Don’t tell the kids, but the often villainized “screen time” might not be so bad for their health after all, according to new research.

There’s “essentially no evidence” that time looking at TVs, iPads and laptops has a direct “toxic” effect on the health of children, say leading pediatricians in the U.K., suggesting the associated dangers may be exaggerated.

“Screen time has been cited in the media as the cause of obesity, mental health problems and educational failure,” write experts with the Royal College of Paediatrics and Child Health (RCPCH) in a new guide for clinicians and parents. “The evidence base for a direct ‘toxic’ effect of screen time is contested, and the evidence of harm is often overstated.”

The group formed a set of guidelines based on the research review published in BMJ Open this month that found some evidence linking screen use with obesity and depression. But it is the position of the RCPCH that negative effects are mostly due to choosing one activity over another such as when people opt to be on screens rather than sleeping, eating well, exercising or socializing.

“We feel that this is the main way in which screen time and negative outcomes may be linked,” they write.

The group said it was unable to come up with a screen time “cut-off” suggestion for parents due to the weak evidence found in the review. Instead, their primary recommendation is that parents negotiate limits with kids based on their individual needs, how the screens are used and how much they prevent exercise, socializing and sleep.

Their most specific recommendations are that screens be avoided for an hour before bed, and that families ask the following questions when assessing screen time limits:

  1. Is screen time in your household controlled?
  2. Does screen use interfere with what your family want to do?
  3. Does screen use interfere with sleep?
  4. Are you able to control snacking during screen time?

The RCPCH addressed criticisms that the Canadian Paediatric Society (CPS) and the American Academy of Paediatrics (AAP) faced following the release of guidelines in recent years for “not being fully evidence-based and being focused on risks, rather than recognizing the potential benefits of digital screen use in education and industry.” The CPS suggested in 2017 that children younger than two get zero screen time and children aged two to five stick to a daily limit of one hour.

In a statement to, the CPS said that it was important that they recognize the development differences between preschool and later childhood.

“While the RCPCH document, AAP guidelines and others provide recommendations for school-age and older youth, our 2017 evidence-based recommendations are limited to children under the age of five years,” the statement said.

The CPS is developing guidelines for school-aged children and adolescents with recommendations planned for release in June.

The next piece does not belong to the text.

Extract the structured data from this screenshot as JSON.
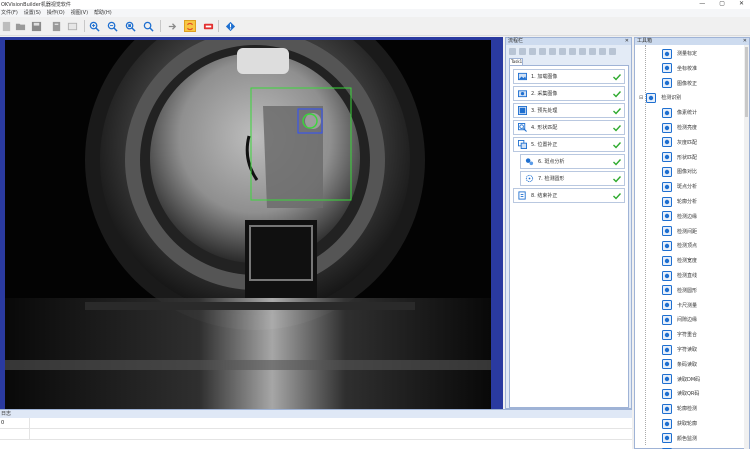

There is still much research that needs to be done on the impact on screens in the lives of children and adolescents, particularly around the content consumed on screens and its impact on mental health, the RCPCH wrote in their new guidelines. In a separate study published in EClinicalMedicine on Friday, researchers surveyed 11,000 young people about social media, online harassment and body image. The study found that girls at 14 are more likely than boys to exhibit depressive symptoms linked to social media.